Items from an interface collection:
........
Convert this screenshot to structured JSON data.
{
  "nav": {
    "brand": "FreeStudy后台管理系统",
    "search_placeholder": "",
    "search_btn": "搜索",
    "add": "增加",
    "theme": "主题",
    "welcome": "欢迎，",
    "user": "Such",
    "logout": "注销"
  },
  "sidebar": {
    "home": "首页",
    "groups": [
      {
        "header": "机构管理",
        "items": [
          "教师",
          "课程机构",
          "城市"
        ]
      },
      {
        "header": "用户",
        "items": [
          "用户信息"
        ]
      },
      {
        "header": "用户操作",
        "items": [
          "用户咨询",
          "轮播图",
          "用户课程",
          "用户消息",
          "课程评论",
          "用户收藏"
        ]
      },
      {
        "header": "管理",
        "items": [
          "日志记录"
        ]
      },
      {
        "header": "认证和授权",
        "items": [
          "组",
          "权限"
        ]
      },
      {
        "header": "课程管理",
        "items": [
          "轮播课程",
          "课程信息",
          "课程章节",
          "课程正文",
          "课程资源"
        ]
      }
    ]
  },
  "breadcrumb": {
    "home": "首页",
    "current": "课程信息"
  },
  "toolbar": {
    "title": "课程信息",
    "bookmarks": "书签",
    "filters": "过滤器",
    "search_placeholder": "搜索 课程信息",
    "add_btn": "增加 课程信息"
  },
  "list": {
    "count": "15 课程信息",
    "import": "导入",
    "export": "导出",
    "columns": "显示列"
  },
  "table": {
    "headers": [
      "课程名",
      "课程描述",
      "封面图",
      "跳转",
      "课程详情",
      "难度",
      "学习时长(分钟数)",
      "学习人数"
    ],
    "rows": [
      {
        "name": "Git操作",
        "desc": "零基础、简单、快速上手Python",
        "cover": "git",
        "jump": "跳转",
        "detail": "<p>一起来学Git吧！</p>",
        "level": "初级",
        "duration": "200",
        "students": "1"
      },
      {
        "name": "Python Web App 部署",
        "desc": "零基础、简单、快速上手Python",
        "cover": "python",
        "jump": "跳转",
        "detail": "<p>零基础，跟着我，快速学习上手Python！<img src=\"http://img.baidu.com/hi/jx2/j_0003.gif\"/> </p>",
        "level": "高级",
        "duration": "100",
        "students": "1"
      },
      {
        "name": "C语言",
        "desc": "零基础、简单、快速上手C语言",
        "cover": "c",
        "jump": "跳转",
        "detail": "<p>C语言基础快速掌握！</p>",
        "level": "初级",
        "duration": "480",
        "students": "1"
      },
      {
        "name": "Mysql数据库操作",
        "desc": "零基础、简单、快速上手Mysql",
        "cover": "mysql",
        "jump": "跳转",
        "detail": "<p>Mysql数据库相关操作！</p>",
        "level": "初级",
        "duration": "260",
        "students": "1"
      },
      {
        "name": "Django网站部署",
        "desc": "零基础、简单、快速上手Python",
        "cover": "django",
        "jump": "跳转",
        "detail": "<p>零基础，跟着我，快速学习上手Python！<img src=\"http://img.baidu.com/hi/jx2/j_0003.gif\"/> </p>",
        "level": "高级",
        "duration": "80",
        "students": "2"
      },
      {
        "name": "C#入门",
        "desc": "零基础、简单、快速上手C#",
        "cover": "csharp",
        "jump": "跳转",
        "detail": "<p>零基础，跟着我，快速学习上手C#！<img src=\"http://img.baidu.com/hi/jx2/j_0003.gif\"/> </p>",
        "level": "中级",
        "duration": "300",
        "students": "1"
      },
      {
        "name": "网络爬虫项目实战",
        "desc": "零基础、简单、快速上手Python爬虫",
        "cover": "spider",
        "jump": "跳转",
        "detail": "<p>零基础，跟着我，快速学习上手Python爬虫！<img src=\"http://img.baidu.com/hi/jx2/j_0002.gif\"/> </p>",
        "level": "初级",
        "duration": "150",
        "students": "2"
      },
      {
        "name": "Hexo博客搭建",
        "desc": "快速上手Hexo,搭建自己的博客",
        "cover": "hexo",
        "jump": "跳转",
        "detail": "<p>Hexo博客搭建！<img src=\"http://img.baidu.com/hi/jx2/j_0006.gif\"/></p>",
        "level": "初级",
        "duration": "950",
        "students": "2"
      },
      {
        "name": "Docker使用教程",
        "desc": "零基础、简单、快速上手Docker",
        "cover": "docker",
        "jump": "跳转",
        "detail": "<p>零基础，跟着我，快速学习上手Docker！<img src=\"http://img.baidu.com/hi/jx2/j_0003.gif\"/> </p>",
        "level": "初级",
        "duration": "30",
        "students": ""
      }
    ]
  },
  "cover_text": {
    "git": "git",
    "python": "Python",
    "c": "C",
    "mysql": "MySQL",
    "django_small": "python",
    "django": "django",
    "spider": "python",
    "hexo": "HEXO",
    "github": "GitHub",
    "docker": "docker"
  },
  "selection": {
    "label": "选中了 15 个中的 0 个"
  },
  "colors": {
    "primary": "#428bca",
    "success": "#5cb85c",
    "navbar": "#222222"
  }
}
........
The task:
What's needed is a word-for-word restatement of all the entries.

Solution for this task:
Convert this screenshot to structured JSON data.
{
  "nav": {
    "brand": "FreeStudy后台管理系统",
    "search_placeholder": "",
    "search_btn": "搜索",
    "add": "增加",
    "theme": "主题",
    "welcome": "欢迎，",
    "user": "Such",
    "logout": "注销"
  },
  "sidebar": {
    "home": "首页",
    "groups": [
      {
        "header": "机构管理",
        "items": [
          "教师",
          "课程机构",
          "城市"
        ]
      },
      {
        "header": "用户",
        "items": [
          "用户信息"
        ]
      },
      {
        "header": "用户操作",
        "items": [
          "用户咨询",
          "轮播图",
          "用户课程",
          "用户消息",
          "课程评论",
          "用户收藏"
        ]
      },
      {
        "header": "管理",
        "items": [
          "日志记录"
        ]
      },
      {
        "header": "认证和授权",
        "items": [
          "组",
          "权限"
        ]
      },
      {
        "header": "课程管理",
        "items": [
          "轮播课程",
          "课程信息",
          "课程章节",
          "课程正文",
          "课程资源"
        ]
      }
    ]
  },
  "breadcrumb": {
    "home": "首页",
    "current": "课程信息"
  },
  "toolbar": {
    "title": "课程信息",
    "bookmarks": "书签",
    "filters": "过滤器",
    "search_placeholder": "搜索 课程信息",
    "add_btn": "增加 课程信息"
  },
  "list": {
    "count": "15 课程信息",
    "import": "导入",
    "export": "导出",
    "columns": "显示列"
  },
  "table": {
    "headers": [
      "课程名",
      "课程描述",
      "封面图",
      "跳转",
      "课程详情",
      "难度",
      "学习时长(分钟数)",
      "学习人数"
    ],
    "rows": [
      {
        "name": "Git操作",
        "desc": "零基础、简单、快速上手Python",
        "cover": "git",
        "jump": "跳转",
        "detail": "<p>一起来学Git吧！</p>",
        "level": "初级",
        "duration": "200",
        "students": "1"
      },
      {
        "name": "Python Web App 部署",
        "desc": "零基础、简单、快速上手Python",
        "cover": "python",
        "jump": "跳转",
        "detail": "<p>零基础，跟着我，快速学习上手Python！<img src=\"http://img.baidu.com/hi/jx2/j_0003.gif\"/> </p>",
        "level": "高级",
        "duration": "100",
        "students": "1"
      },
      {
        "name": "C语言",
        "desc": "零基础、简单、快速上手C语言",
        "cover": "c",
        "jump": "跳转",
        "detail": "<p>C语言基础快速掌握！</p>",
        "level": "初级",
        "duration": "480",
        "students": "1"
      },
      {
        "name": "Mysql数据库操作",
        "desc": "零基础、简单、快速上手Mysql",
        "cover": "mysql",
        "jump": "跳转",
        "detail": "<p>Mysql数据库相关操作！</p>",
        "level": "初级",
        "duration": "260",
        "students": "1"
      },
      {
        "name": "Django网站部署",
        "desc": "零基础、简单、快速上手Python",
        "cover": "django",
        "jump": "跳转",
        "detail": "<p>零基础，跟着我，快速学习上手Python！<img src=\"http://img.baidu.com/hi/jx2/j_0003.gif\"/> </p>",
        "level": "高级",
        "duration": "80",
        "students": "2"
      },
      {
        "name": "C#入门",
        "desc": "零基础、简单、快速上手C#",
        "cover": "csharp",
        "jump": "跳转",
        "detail": "<p>零基础，跟着我，快速学习上手C#！<img src=\"http://img.baidu.com/hi/jx2/j_0003.gif\"/> </p>",
        "level": "中级",
        "duration": "300",
        "students": "1"
      },
      {
        "name": "网络爬虫项目实战",
        "desc": "零基础、简单、快速上手Python爬虫",
        "cover": "spider",
        "jump": "跳转",
        "detail": "<p>零基础，跟着我，快速学习上手Python爬虫！<img src=\"http://img.baidu.com/hi/jx2/j_0002.gif\"/> </p>",
        "level": "初级",
        "duration": "150",
        "students": "2"
      },
      {
        "name": "Hexo博客搭建",
        "desc": "快速上手Hexo,搭建自己的博客",
        "cover": "hexo",
        "jump": "跳转",
        "detail": "<p>Hexo博客搭建！<img src=\"http://img.baidu.com/hi/jx2/j_0006.gif\"/></p>",
        "level": "初级",
        "duration": "950",
        "students": "2"
      },
      {
        "name": "Docker使用教程",
        "desc": "零基础、简单、快速上手Docker",
        "cover": "docker",
        "jump": "跳转",
        "detail": "<p>零基础，跟着我，快速学习上手Docker！<img src=\"http://img.baidu.com/hi/jx2/j_0003.gif\"/> </p>",
        "level": "初级",
        "duration": "30",
        "students": ""
      }
    ]
  },
  "cover_text": {
    "git": "git",
    "python": "Python",
    "c": "C",
    "mysql": "MySQL",
    "django_small": "python",
    "django": "django",
    "spider": "python",
    "hexo": "HEXO",
    "github": "GitHub",
    "docker": "docker"
  },
  "selection": {
    "label": "选中了 15 个中的 0 个"
  },
  "colors": {
    "primary": "#428bca",
    "success": "#5cb85c",
    "navbar": "#222222"
  }
}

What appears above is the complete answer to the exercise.